There are two main types of cartoons in this book, those that illustrate a behaviour that Alan has observed as a backyard chicken-keeper and those where he has taken a chicken- related expression and drawn a cartoon to illustrate or describe it.

He didn’t find it difficult to generate ideas. Chickens are naturally funny and he was either studiously observing them or in close contact with them throughout the day.

He would let the chickens out of their hen-house in the morning, collect any eggs, perform housekeeping chores like changing the water and topping up the feed, do some maintenance of the coop and the fence-line, oversee the chickens’ free-range activities, monitor their health, and then put them to bed in the evening.

Each part of this routine was repeated daily and lent itself to humorous illustration, hence there was plenty of material to play with.

Inspiration was also provided by other chicken-keepers recounting their experiences of chicken mayhem and hilarity. More recently, Alan has often been inspired by YouTube videos of funny chickens.

As for chicken-related language, terms like ‘hens’ night’ and ‘playing chicken’ are part of our everyday language, while others, like ‘the chicken dance’ and ‘chicken wings’, are embedded in our cultural life. The latter two are both familiar to the Tik Tok audience!

The Process of Making a Cartoon

Some of these cartoons are simply professionally redrawn copies of ones that appeared in Alan’s first book, Chook Tails. Alan has included some of these old ones at the back of Chicken Nibbles.

However, many of these cartoons are new, because about fifty cartoons would be needed for a decent-size cartoon book. Hence, Alan had to come up with some new ideas.

The actual time it took, from coming up with an idea to finishing the ‘draft’ and ‘explanation’ ready for the cartoonist to draw, varied considerably. Sometimes, it was just minutes.

This was the fun part for Alan. Taking an idea and bringing it alive on paper was always an interesting challenge.

He would start with some behaviour he had observed, e.g. a chicken trying to escape by flying over a fence. A not unusual antic for a hen, but nevertheless always amusing to watch ‘live’.

The question then was, how could the author make this behaviour seem funny or, as the case may be, even funnier?

Well, those who have dealt with chickens ‘flying the coop’ know that clipping the primary feathers of one wing can help, because it reduces that wing’s capacity to generate lift and makes any flight somewhat unstable.

So, which wing will be clipped? The left or the right?

This choice reminded Alan of the political divide between conservatives and progressives, so he came up with a caption where a farmer commented on a hen whose right wing had been clipped that she had ‘right-leaning tendencies’.
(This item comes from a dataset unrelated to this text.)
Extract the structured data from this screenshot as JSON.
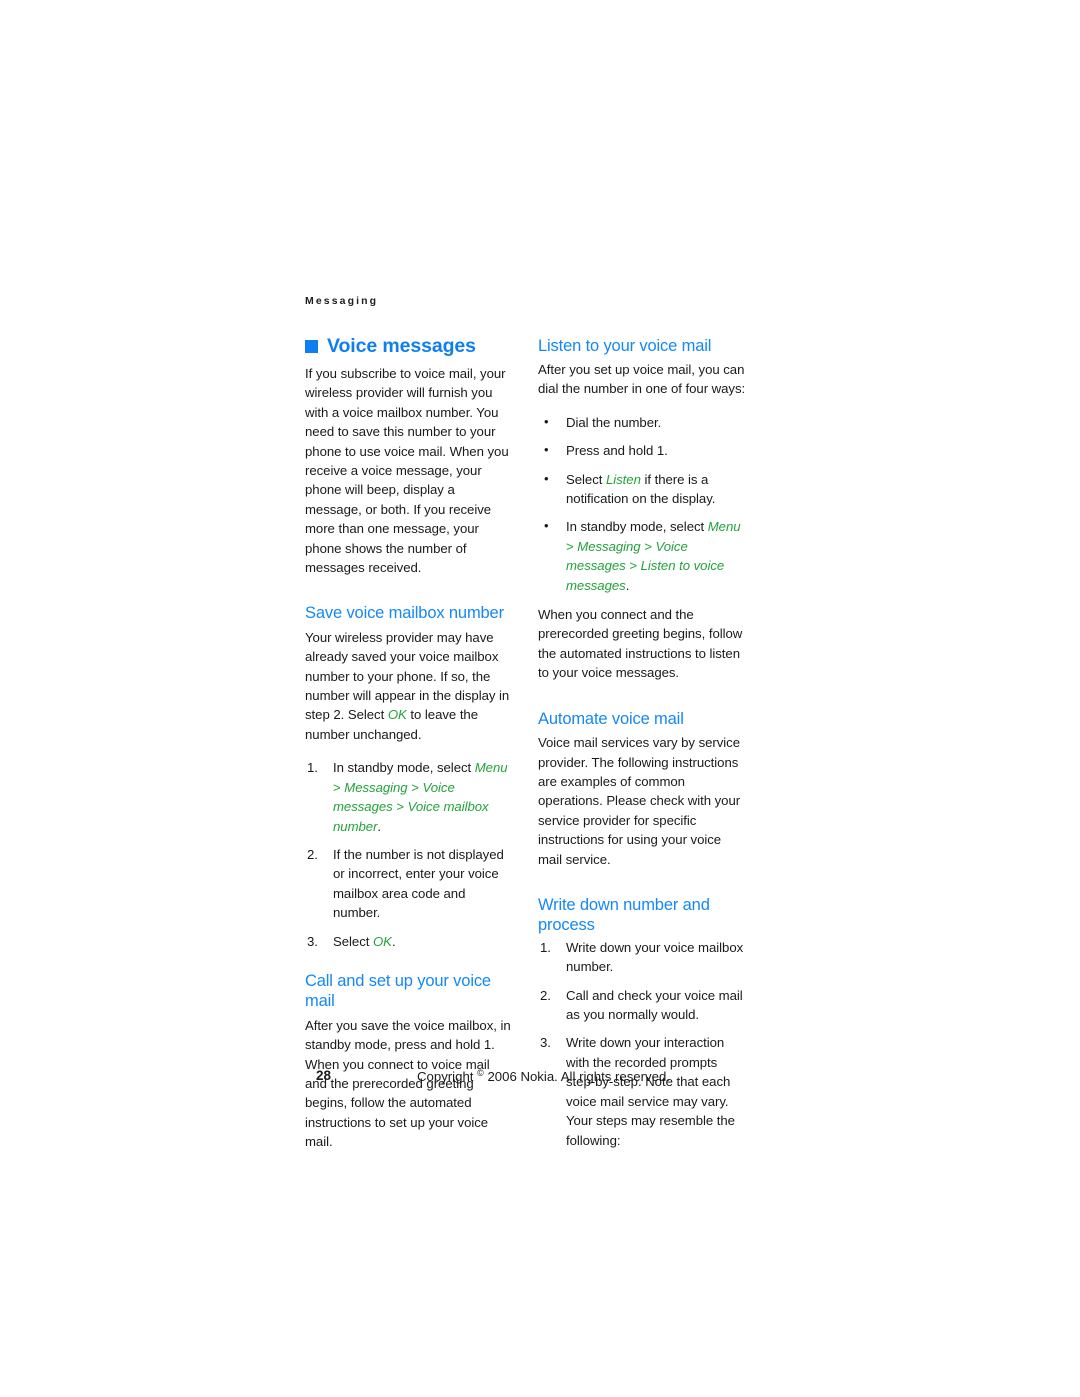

Let’s follow another thought process.

Take the cartoon about a snake that got itself caught in fencing wire, something the author had observed in his backyard, a relatively simple scenario for him to draw.

But what should the caption say?

Well, snakes, like humans, can eat ‘to excess’ and that is why they get stuck. A full snake can end up too fat to get out of the same fence hole it came in by.

‘Excess’ … hmm, this word reminded Alan of humans drinking too much alcohol and the explanation many people give when asked to explain their erratic behaviour.

“I think I had one too many last night.”

Which is exactly what the snake said.

Hatching Future Plans

Making a 2022 Calendar featuring ‘the best of’ Chicken Nibbles, with 12 cartoons and a pack of 10 blank greeting cards with selected cartoons on their covers.

Republishing Chook Tails: Free Range Eggs.

A ‘colouring in’ book featuring selected cartoons so children can share the ‘ Chicken Nibbles’ experience with their family.

The Cluck